What happens when 24 middle school students realize that the design of the environment is powerful enough to make people healthy or gravely sick? They enroll in the iPlan Healthy Communities summer camp at Georgia Tech.
June 2015 was the second year of iPlan, and it proved to be an amazing five days of discovery, creative thought, and establishment of relationships between students from across Metro Atlanta and South Carolina. The diverse group of students were divided into teams with a single mission to create a health promoting redevelopment plan for a local neighborhood based on its transportation, land use, housing and community and economic development needs.
The week culminated with students presenting their recommendations in a community meeting and learning more about ways to build their skills in this arena through high school and into college.
A meeting with a community resident sheds light on the true needs of the community. Photo by Nisha Botchwey.
Beginning with introductions on Monday, the students were introduced to Cognitive Mapping, as described by Kevin Lynch in “The Image of the City” (MIT Press, 1960). Students then created and presented maps of their own neighborhoods, unearthing data through sites like the U.S. Census Bureau’s American Factfinder and the EPA’s Enviromapper. One student was disappointed to see how little diversity exists in her census tract despite having neighbors who are from all over the world, which allowed us to talk about scaling and population change.
A group of students sit in quiet reflection to create a cognitive map of their neighborhood. Photo by Nisha Botchwey.
Later, the four student teams completed scavenger hunts in two Atlanta neighborhoods, looking for sometimes elusive items like a crosswalk, a solar panel, a coffee shop or multiunit housing, while gaining an understanding of both neighborhoods from the resident’s perspectives. The 10,000-plus steps that the students took allowed them to compare the qualities of a low and a medium density neighborhood and gave them the opportunity to reflect on the elements necessary to create a walkable area.
The students were then able to meet with residents and planners to get a better understanding of the community’s vision for the future. These meetings were perhaps the most powerful for the students as they were faced with the decision to change their plans from installing ziplines and building ice cream and candy stores to aligning with the hopes of the community and its actual needs to promote a healthy population.

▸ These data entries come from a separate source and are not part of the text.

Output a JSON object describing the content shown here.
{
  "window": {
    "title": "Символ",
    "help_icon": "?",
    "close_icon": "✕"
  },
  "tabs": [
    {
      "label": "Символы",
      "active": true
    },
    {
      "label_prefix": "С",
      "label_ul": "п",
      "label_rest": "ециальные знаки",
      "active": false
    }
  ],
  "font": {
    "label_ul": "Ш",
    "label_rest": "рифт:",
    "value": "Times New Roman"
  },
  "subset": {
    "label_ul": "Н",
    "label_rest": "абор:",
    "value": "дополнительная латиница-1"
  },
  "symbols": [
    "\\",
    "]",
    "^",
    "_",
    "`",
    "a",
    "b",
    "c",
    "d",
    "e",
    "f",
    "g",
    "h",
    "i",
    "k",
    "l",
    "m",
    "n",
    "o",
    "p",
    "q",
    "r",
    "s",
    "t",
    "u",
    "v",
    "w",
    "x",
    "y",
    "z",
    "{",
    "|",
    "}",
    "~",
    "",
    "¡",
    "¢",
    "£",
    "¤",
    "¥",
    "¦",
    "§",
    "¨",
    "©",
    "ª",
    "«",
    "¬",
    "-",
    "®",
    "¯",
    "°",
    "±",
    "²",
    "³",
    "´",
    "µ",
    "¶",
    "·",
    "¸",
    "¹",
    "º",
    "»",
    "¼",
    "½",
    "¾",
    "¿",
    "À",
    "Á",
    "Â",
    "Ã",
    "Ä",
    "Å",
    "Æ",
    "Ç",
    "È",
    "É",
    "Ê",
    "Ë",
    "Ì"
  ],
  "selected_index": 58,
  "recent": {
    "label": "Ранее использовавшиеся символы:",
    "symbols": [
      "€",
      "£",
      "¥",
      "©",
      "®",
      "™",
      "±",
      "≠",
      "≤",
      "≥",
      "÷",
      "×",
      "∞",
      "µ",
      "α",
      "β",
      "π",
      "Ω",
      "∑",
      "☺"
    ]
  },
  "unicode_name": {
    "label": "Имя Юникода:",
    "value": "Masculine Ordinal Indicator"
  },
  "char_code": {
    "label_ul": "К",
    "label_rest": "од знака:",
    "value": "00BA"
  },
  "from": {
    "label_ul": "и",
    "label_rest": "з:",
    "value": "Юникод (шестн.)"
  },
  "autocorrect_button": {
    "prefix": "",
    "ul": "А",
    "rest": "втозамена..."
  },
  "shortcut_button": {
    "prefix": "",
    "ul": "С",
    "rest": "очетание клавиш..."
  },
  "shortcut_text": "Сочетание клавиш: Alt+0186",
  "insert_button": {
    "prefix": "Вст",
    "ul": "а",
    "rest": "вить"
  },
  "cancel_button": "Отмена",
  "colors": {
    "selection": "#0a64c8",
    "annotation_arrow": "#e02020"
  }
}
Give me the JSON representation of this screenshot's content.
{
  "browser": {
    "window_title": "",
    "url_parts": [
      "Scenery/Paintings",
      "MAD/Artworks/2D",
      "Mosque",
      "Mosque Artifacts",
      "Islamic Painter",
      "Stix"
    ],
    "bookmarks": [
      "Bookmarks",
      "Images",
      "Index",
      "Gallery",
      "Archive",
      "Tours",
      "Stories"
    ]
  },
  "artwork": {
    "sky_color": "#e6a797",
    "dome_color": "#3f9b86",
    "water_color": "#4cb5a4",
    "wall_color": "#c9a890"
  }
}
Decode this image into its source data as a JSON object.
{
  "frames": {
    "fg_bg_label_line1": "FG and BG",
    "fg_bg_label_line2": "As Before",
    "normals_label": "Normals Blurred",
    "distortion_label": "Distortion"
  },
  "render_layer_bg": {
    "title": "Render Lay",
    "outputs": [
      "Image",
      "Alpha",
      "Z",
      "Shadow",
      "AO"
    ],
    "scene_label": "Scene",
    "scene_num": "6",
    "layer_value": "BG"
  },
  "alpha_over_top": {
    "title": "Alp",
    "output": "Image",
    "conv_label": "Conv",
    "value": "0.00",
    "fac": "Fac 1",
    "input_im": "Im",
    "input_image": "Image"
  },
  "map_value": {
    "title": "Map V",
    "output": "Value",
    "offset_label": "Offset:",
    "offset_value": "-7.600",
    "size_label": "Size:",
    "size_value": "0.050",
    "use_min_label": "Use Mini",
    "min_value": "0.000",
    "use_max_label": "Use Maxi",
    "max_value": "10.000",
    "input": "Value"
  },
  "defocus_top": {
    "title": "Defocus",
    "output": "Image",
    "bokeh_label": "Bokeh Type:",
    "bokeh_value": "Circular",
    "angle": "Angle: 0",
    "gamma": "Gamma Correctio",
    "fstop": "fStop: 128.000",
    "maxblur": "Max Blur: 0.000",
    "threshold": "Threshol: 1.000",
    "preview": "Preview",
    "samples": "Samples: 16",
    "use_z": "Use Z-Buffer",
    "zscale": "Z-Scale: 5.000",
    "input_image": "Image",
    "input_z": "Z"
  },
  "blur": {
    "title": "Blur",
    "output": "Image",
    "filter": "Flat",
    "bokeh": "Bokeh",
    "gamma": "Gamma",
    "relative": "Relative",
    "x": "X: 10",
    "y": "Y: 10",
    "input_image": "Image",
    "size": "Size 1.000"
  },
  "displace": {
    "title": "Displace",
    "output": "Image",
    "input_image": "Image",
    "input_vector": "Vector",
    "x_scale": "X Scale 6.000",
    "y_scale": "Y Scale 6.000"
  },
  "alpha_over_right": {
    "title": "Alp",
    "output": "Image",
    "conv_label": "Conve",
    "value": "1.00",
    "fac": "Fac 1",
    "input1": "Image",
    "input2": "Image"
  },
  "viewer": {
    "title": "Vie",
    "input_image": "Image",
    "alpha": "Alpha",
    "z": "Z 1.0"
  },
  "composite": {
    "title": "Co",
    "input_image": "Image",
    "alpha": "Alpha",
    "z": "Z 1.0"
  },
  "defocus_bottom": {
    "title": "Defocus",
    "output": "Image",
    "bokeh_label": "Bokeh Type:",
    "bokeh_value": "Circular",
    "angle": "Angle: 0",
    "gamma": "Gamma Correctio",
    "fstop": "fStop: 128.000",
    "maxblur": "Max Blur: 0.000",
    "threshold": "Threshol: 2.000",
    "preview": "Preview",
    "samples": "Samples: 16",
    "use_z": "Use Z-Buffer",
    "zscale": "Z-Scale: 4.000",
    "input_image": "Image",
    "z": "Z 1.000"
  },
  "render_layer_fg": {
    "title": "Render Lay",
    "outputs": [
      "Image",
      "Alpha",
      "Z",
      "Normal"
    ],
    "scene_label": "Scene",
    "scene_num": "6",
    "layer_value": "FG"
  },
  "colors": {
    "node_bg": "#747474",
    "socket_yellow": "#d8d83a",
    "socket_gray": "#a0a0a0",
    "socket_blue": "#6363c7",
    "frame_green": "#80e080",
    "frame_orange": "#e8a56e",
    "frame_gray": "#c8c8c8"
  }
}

A field trip to a local community provided the opportunity to reflect on the elements necessary to create a walkable area. Photo by Nisha Botchwey.
Friday marked the exciting culmination of all the students' hard work, with a mad dash to complete the project and prepare brief presentations before the afternoon’s community meeting. The presentations were fantastic! One group suggested an above-ground monorail to expand transportation options for its public transit dependent community, while another group suggested the development of a new music venue to address its community’s lack of entertainment opportunities.
Proud parents filled the room, admiring the hard work and newfound knowledge that was made clearly evident from the strength of the student’s recommendations. The jam-packed crash course in urban planning and healthy community design proved to be an overwhelming success for the second year in a row, prompting new innovations and opportunities to make 2016’s iPlan summer camp an even greater success.
Check out our video from summer 2015 to learn more about the exciting things you’ll learn at iPlan Camp or visit our website.
The 2015 iPlan Team. Photo by Nisha Botchwey.
Lynch, Kevin. The Image of the City. Cambridge: MIT Press, 1960.
About the Authors
Nisha Botchwey is an associate professor of city and regional planning at the Georgia Institute of Technology and is the creator of the iPlan summer camp. Nico Boyd is a master's candidate and graduate research assistant in the School of City and Regional Planning at the Georgia Institute of Technology.
The Kids Planning Toolbox is an ongoing series aimed at highlighting the way kids and teens are being involved in planning in their communities. Its goal is to inspire adults to think about how they can help the kids in their communities become the planners of tomorrow.
Top image: A team of students builds a model of an above-ground monorail for a transit-dependent community. Photo by Nisha Botchwey.